PROBLEM REQUIREMENTS → The entries shown below are to be printed in full, unaltered.

[Data about app and page elements]
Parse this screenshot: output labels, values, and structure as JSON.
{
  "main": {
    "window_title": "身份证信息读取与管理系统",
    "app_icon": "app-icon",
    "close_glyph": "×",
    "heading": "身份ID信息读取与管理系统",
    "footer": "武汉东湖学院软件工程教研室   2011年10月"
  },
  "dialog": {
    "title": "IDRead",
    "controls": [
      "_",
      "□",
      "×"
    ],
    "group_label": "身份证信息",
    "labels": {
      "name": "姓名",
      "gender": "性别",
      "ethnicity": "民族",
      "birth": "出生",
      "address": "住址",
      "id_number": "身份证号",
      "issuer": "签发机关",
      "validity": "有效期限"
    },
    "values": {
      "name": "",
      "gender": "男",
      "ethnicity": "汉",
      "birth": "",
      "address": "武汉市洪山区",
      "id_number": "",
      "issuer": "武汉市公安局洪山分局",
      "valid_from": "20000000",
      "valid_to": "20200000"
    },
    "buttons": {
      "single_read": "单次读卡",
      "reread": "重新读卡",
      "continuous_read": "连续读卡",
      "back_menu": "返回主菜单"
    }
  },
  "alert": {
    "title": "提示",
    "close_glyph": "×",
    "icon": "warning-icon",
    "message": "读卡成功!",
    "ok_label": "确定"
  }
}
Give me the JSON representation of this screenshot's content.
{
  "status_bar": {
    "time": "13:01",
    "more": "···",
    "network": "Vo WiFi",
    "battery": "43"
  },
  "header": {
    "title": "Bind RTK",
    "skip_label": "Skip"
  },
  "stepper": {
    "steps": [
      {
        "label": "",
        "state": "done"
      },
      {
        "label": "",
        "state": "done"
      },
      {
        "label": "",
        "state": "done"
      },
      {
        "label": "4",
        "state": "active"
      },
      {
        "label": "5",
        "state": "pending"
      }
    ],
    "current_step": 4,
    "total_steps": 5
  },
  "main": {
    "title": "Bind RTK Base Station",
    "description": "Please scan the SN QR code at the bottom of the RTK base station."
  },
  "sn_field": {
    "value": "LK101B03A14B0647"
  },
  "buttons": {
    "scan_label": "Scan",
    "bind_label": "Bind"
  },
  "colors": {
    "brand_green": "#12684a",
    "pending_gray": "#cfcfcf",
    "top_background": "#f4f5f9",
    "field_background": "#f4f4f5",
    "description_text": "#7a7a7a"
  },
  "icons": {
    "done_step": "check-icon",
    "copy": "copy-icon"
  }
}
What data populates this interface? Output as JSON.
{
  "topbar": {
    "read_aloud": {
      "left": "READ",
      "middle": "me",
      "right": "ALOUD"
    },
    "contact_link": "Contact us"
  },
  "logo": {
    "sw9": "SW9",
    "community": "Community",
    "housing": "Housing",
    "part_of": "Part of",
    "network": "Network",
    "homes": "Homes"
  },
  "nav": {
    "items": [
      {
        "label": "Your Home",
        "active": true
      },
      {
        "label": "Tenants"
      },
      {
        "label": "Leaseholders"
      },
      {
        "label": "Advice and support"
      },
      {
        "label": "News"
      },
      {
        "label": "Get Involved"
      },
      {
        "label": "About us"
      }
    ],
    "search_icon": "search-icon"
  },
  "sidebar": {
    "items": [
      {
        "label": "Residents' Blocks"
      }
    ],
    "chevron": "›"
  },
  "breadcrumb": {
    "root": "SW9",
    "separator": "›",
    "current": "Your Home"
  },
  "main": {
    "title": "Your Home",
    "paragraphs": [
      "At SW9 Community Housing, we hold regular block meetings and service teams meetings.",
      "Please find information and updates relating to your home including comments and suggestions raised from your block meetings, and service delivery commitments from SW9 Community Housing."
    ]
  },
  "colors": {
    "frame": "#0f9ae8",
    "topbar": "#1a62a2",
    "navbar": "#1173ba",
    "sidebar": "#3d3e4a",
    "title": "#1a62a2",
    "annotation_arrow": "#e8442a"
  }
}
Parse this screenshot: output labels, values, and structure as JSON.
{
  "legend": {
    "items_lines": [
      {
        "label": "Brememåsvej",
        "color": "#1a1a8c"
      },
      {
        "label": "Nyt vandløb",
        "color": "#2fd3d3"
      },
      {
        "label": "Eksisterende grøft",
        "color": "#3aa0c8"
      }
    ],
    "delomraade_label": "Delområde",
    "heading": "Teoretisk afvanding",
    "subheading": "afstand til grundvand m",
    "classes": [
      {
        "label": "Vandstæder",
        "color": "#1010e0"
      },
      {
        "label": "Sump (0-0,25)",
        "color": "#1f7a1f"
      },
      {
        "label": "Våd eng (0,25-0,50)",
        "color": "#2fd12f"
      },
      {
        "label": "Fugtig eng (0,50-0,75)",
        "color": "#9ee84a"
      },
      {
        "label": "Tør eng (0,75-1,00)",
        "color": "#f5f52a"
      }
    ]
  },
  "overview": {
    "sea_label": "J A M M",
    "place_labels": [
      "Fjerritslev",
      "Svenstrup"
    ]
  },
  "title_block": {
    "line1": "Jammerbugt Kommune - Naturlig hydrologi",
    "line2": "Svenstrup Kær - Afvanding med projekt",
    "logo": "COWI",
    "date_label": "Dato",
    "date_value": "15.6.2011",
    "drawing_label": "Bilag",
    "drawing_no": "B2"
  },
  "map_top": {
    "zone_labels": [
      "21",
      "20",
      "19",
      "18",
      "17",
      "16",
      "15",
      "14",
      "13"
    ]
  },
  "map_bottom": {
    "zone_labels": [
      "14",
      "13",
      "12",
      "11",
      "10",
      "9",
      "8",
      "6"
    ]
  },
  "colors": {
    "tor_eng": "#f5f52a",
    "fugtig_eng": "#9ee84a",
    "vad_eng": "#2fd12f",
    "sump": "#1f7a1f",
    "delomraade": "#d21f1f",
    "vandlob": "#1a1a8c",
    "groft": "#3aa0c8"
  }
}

EXPECTED ANSWER →
Parse this screenshot: output labels, values, and structure as JSON.
{
  "main": {
    "window_title": "身份证信息读取与管理系统",
    "app_icon": "app-icon",
    "close_glyph": "×",
    "heading": "身份ID信息读取与管理系统",
    "footer": "武汉东湖学院软件工程教研室   2011年10月"
  },
  "dialog": {
    "title": "IDRead",
    "controls": [
      "_",
      "□",
      "×"
    ],
    "group_label": "身份证信息",
    "labels": {
      "name": "姓名",
      "gender": "性别",
      "ethnicity": "民族",
      "birth": "出生",
      "address": "住址",
      "id_number": "身份证号",
      "issuer": "签发机关",
      "validity": "有效期限"
    },
    "values": {
      "name": "",
      "gender": "男",
      "ethnicity": "汉",
      "birth": "",
      "address": "武汉市洪山区",
      "id_number": "",
      "issuer": "武汉市公安局洪山分局",
      "valid_from": "20000000",
      "valid_to": "20200000"
    },
    "buttons": {
      "single_read": "单次读卡",
      "reread": "重新读卡",
      "continuous_read": "连续读卡",
      "back_menu": "返回主菜单"
    }
  },
  "alert": {
    "title": "提示",
    "close_glyph": "×",
    "icon": "warning-icon",
    "message": "读卡成功!",
    "ok_label": "确定"
  }
}
Give me the JSON representation of this screenshot's content.
{
  "status_bar": {
    "time": "13:01",
    "more": "···",
    "network": "Vo WiFi",
    "battery": "43"
  },
  "header": {
    "title": "Bind RTK",
    "skip_label": "Skip"
  },
  "stepper": {
    "steps": [
      {
        "label": "",
        "state": "done"
      },
      {
        "label": "",
        "state": "done"
      },
      {
        "label": "",
        "state": "done"
      },
      {
        "label": "4",
        "state": "active"
      },
      {
        "label": "5",
        "state": "pending"
      }
    ],
    "current_step": 4,
    "total_steps": 5
  },
  "main": {
    "title": "Bind RTK Base Station",
    "description": "Please scan the SN QR code at the bottom of the RTK base station."
  },
  "sn_field": {
    "value": "LK101B03A14B0647"
  },
  "buttons": {
    "scan_label": "Scan",
    "bind_label": "Bind"
  },
  "colors": {
    "brand_green": "#12684a",
    "pending_gray": "#cfcfcf",
    "top_background": "#f4f5f9",
    "field_background": "#f4f4f5",
    "description_text": "#7a7a7a"
  },
  "icons": {
    "done_step": "check-icon",
    "copy": "copy-icon"
  }
}
What data populates this interface? Output as JSON.
{
  "topbar": {
    "read_aloud": {
      "left": "READ",
      "middle": "me",
      "right": "ALOUD"
    },
    "contact_link": "Contact us"
  },
  "logo": {
    "sw9": "SW9",
    "community": "Community",
    "housing": "Housing",
    "part_of": "Part of",
    "network": "Network",
    "homes": "Homes"
  },
  "nav": {
    "items": [
      {
        "label": "Your Home",
        "active": true
      },
      {
        "label": "Tenants"
      },
      {
        "label": "Leaseholders"
      },
      {
        "label": "Advice and support"
      },
      {
        "label": "News"
      },
      {
        "label": "Get Involved"
      },
      {
        "label": "About us"
      }
    ],
    "search_icon": "search-icon"
  },
  "sidebar": {
    "items": [
      {
        "label": "Residents' Blocks"
      }
    ],
    "chevron": "›"
  },
  "breadcrumb": {
    "root": "SW9",
    "separator": "›",
    "current": "Your Home"
  },
  "main": {
    "title": "Your Home",
    "paragraphs": [
      "At SW9 Community Housing, we hold regular block meetings and service teams meetings.",
      "Please find information and updates relating to your home including comments and suggestions raised from your block meetings, and service delivery commitments from SW9 Community Housing."
    ]
  },
  "colors": {
    "frame": "#0f9ae8",
    "topbar": "#1a62a2",
    "navbar": "#1173ba",
    "sidebar": "#3d3e4a",
    "title": "#1a62a2",
    "annotation_arrow": "#e8442a"
  }
}
Parse this screenshot: output labels, values, and structure as JSON.
{
  "legend": {
    "items_lines": [
      {
        "label": "Brememåsvej",
        "color": "#1a1a8c"
      },
      {
        "label": "Nyt vandløb",
        "color": "#2fd3d3"
      },
      {
        "label": "Eksisterende grøft",
        "color": "#3aa0c8"
      }
    ],
    "delomraade_label": "Delområde",
    "heading": "Teoretisk afvanding",
    "subheading": "afstand til grundvand m",
    "classes": [
      {
        "label": "Vandstæder",
        "color": "#1010e0"
      },
      {
        "label": "Sump (0-0,25)",
        "color": "#1f7a1f"
      },
      {
        "label": "Våd eng (0,25-0,50)",
        "color": "#2fd12f"
      },
      {
        "label": "Fugtig eng (0,50-0,75)",
        "color": "#9ee84a"
      },
      {
        "label": "Tør eng (0,75-1,00)",
        "color": "#f5f52a"
      }
    ]
  },
  "overview": {
    "sea_label": "J A M M",
    "place_labels": [
      "Fjerritslev",
      "Svenstrup"
    ]
  },
  "title_block": {
    "line1": "Jammerbugt Kommune - Naturlig hydrologi",
    "line2": "Svenstrup Kær - Afvanding med projekt",
    "logo": "COWI",
    "date_label": "Dato",
    "date_value": "15.6.2011",
    "drawing_label": "Bilag",
    "drawing_no": "B2"
  },
  "map_top": {
    "zone_labels": [
      "21",
      "20",
      "19",
      "18",
      "17",
      "16",
      "15",
      "14",
      "13"
    ]
  },
  "map_bottom": {
    "zone_labels": [
      "14",
      "13",
      "12",
      "11",
      "10",
      "9",
      "8",
      "6"
    ]
  },
  "colors": {
    "tor_eng": "#f5f52a",
    "fugtig_eng": "#9ee84a",
    "vad_eng": "#2fd12f",
    "sump": "#1f7a1f",
    "delomraade": "#d21f1f",
    "vandlob": "#1a1a8c",
    "groft": "#3aa0c8"
  }
}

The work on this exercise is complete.